In the twenty years since that book appeared interest in nineteenth century caricature and portraiture has grown. A lot of this, it has to be said, has concentrated on the second quarter of the nineteenth century – see, for example, the interesting publications of Brian Maidment and Richard Gaunt. Even so there have been some startling discoveries – in turning up all sorts of fascinating material relating to the Chartists, Ian Haywood came across a depiction by the Punch illustrator Richard Doyle of the Birmingham Bull Ring riots of 1839 which was so good that it was snapped up by the Times Literary Supplement. My own interest in satirical art hadn’t lapsed, but had moved forward in time – to the late Victorian period. What brought this change of focus about was joining the Birmingham & Midland Institute … and getting access to the fabulous treasures of its library. (You can join, too … it’s only £40!). There I found almost complete runs of Birmingham’s famous satirical magazines, the Dart and the Owl. These weekly magazines featured a full page cartoon of leading political figures of the day – Joseph Chamberlain, Lord Randolph Churchill, Lord Salisbury, David Lloyd George and so on – drawn principally by two very talented (and overlooked) men, George Bernasconi and Ernest Chesmer Mountford. Unlike the depictions of the Chartists in Punch in the 1840s, these cartoons weren’t cruel – but they still made powerful political points. I was fascinated by these magazines. Completely forgotten, the cartoons deserved to be enjoyed in the 21st century. And so I co-edited a volume of them with Roger Ward, an authority on Joseph Chamberlain. There are 60 cartoons in Mocking Men of Power, ranging over some 30 years and taking in such subjects as Irish Home Rule, the rise of Labour and the Boer War.
But, hang on, you ask, what’s all this got to do with a freebie in Nottingham? Well, Mocking Men of Power does include a cartoon featuring the pudding-loving John Skirrow Wright, who was elected MP for Nottingham in 1880 but rather unfortunately hit the snooze button before he could take his seat. There’s Feargus O’Connor, of course, gazing across the Arboretum … you can see him for free. But the freebie I refer to is a symposium entitled ‘Graphic Satire and the UK in the Long Nineteenth Century’, which takes place at Nottingham University on Tuesday 5 September. Richard Gaunt, an associate professor at the University, is one of the organizers, and he’s roped in eight speakers, including Brian Maidment.

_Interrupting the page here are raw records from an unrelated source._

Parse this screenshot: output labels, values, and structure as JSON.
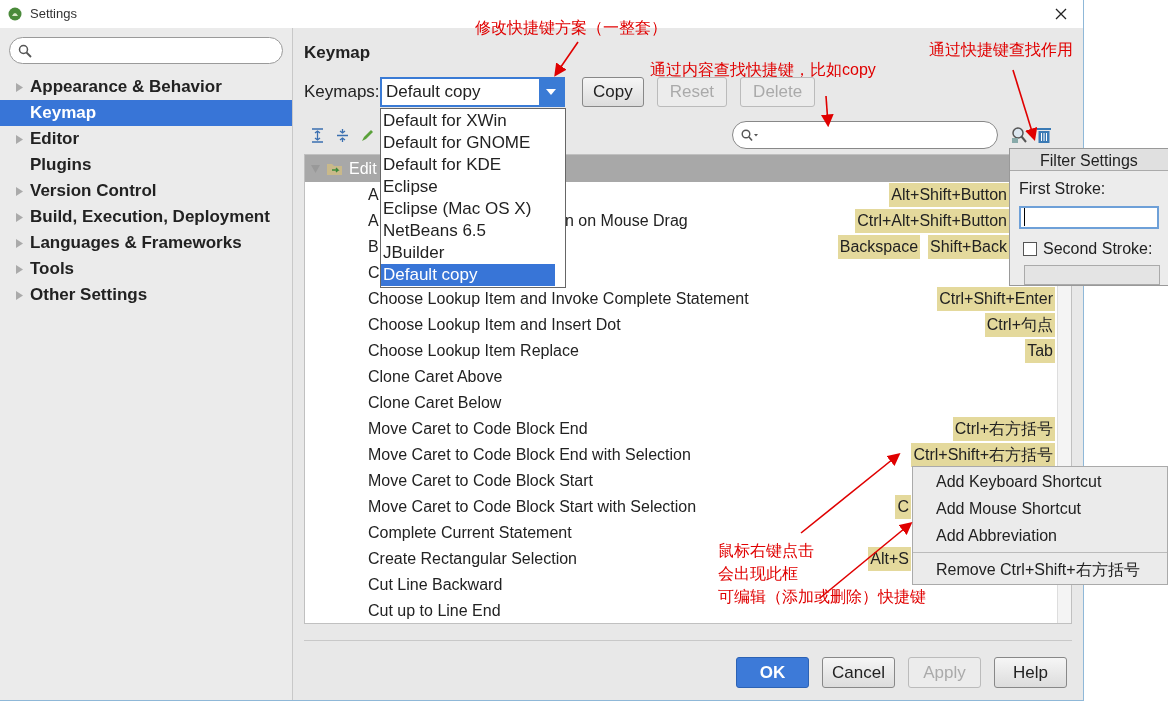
{
  "window": {
    "title": "Settings"
  },
  "sidebar": {
    "items": [
      {
        "label": "Appearance & Behavior",
        "expandable": true,
        "selected": false
      },
      {
        "label": "Keymap",
        "expandable": false,
        "selected": true
      },
      {
        "label": "Editor",
        "expandable": true,
        "selected": false
      },
      {
        "label": "Plugins",
        "expandable": false,
        "selected": false
      },
      {
        "label": "Version Control",
        "expandable": true,
        "selected": false
      },
      {
        "label": "Build, Execution, Deployment",
        "expandable": true,
        "selected": false
      },
      {
        "label": "Languages & Frameworks",
        "expandable": true,
        "selected": false
      },
      {
        "label": "Tools",
        "expandable": true,
        "selected": false
      },
      {
        "label": "Other Settings",
        "expandable": true,
        "selected": false
      }
    ]
  },
  "keymap": {
    "heading": "Keymap",
    "keymaps_label": "Keymaps:",
    "selected_keymap": "Default copy",
    "buttons": [
      {
        "label": "Copy",
        "disabled": false
      },
      {
        "label": "Reset",
        "disabled": true
      },
      {
        "label": "Delete",
        "disabled": true
      }
    ],
    "dropdown": [
      {
        "label": "Default for XWin",
        "selected": false
      },
      {
        "label": "Default for GNOME",
        "selected": false
      },
      {
        "label": "Default for KDE",
        "selected": false
      },
      {
        "label": "Eclipse",
        "selected": false
      },
      {
        "label": "Eclipse (Mac OS X)",
        "selected": false
      },
      {
        "label": "NetBeans 6.5",
        "selected": false
      },
      {
        "label": "JBuilder",
        "selected": false
      },
      {
        "label": "Default copy",
        "selected": true
      }
    ]
  },
  "tree_header": {
    "label": "Edit",
    "expanded": true
  },
  "actions": [
    {
      "kind": "popup",
      "name": "A",
      "shortcuts": [
        "Alt+Shift+Button"
      ]
    },
    {
      "kind": "popup",
      "name": "A",
      "name_tail": "n on Mouse Drag",
      "shortcuts": [
        "Ctrl+Alt+Shift+Button"
      ]
    },
    {
      "kind": "popup",
      "name": "B",
      "shortcuts": [
        "Backspace",
        "Shift+Back"
      ]
    },
    {
      "kind": "plain",
      "name": "C"
    },
    {
      "kind": "plain",
      "name": "Choose Lookup Item and Invoke Complete Statement",
      "shortcuts": [
        "Ctrl+Shift+Enter"
      ]
    },
    {
      "kind": "plain",
      "name": "Choose Lookup Item and Insert Dot",
      "shortcuts": [
        "Ctrl+句点"
      ]
    },
    {
      "kind": "plain",
      "name": "Choose Lookup Item Replace",
      "shortcuts": [
        "Tab"
      ]
    },
    {
      "kind": "plain",
      "name": "Clone Caret Above"
    },
    {
      "kind": "plain",
      "name": "Clone Caret Below"
    },
    {
      "kind": "plain",
      "name": "Move Caret to Code Block End",
      "shortcuts": [
        "Ctrl+右方括号"
      ]
    },
    {
      "kind": "plain",
      "name": "Move Caret to Code Block End with Selection",
      "shortcuts": [
        "Ctrl+Shift+右方括号"
      ]
    },
    {
      "kind": "plain",
      "name": "Move Caret to Code Block Start"
    },
    {
      "kind": "menu",
      "name": "Move Caret to Code Block Start with Selection",
      "shortcuts": [
        "C"
      ]
    },
    {
      "kind": "plain",
      "name": "Complete Current Statement"
    },
    {
      "kind": "menu",
      "name": "Create Rectangular Selection",
      "shortcuts": [
        "Alt+S"
      ]
    },
    {
      "kind": "plain",
      "name": "Cut Line Backward"
    },
    {
      "kind": "plain",
      "name": "Cut up to Line End"
    }
  ],
  "filter_settings": {
    "title": "Filter Settings",
    "first_stroke_label": "First Stroke:",
    "second_stroke_label": "Second Stroke:",
    "second_stroke_checked": false
  },
  "context_menu": [
    {
      "label": "Add Keyboard Shortcut",
      "separator_before": false
    },
    {
      "label": "Add Mouse Shortcut",
      "separator_before": false
    },
    {
      "label": "Add Abbreviation",
      "separator_before": false
    },
    {
      "label": "Remove Ctrl+Shift+右方括号",
      "separator_before": true
    }
  ],
  "footer_buttons": [
    {
      "label": "OK",
      "kind": "primary",
      "disabled": false
    },
    {
      "label": "Cancel",
      "kind": "normal",
      "disabled": false
    },
    {
      "label": "Apply",
      "kind": "normal",
      "disabled": true
    },
    {
      "label": "Help",
      "kind": "normal",
      "disabled": false
    }
  ],
  "annotations": [
    {
      "lines": [
        "修改快捷键方案（一整套）"
      ]
    },
    {
      "lines": [
        "通过内容查找快捷键，比如copy"
      ]
    },
    {
      "lines": [
        "通过快捷键查找作用"
      ]
    },
    {
      "lines": [
        "鼠标右键点击",
        "会出现此框",
        "可编辑（添加或删除）快捷键"
      ]
    }
  ]
}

It looks like it’ll be a very interesting day. And here’s the good news … it’s free! So let the train take the strain, settle down with a copy of the remarkably inexpensive Mocking Men of Power, and head to Nottingham on 5 September!
Stephen Roberts and Roger Ward eds .Mocking Men of Power: Comic Art in Birmingham 1861-1911 (2014) is available from Amazon for the very satisfactory price of £8.99.
To register for the Nottingham symposium go to nottingham.ac.uk/go/graphicsatire.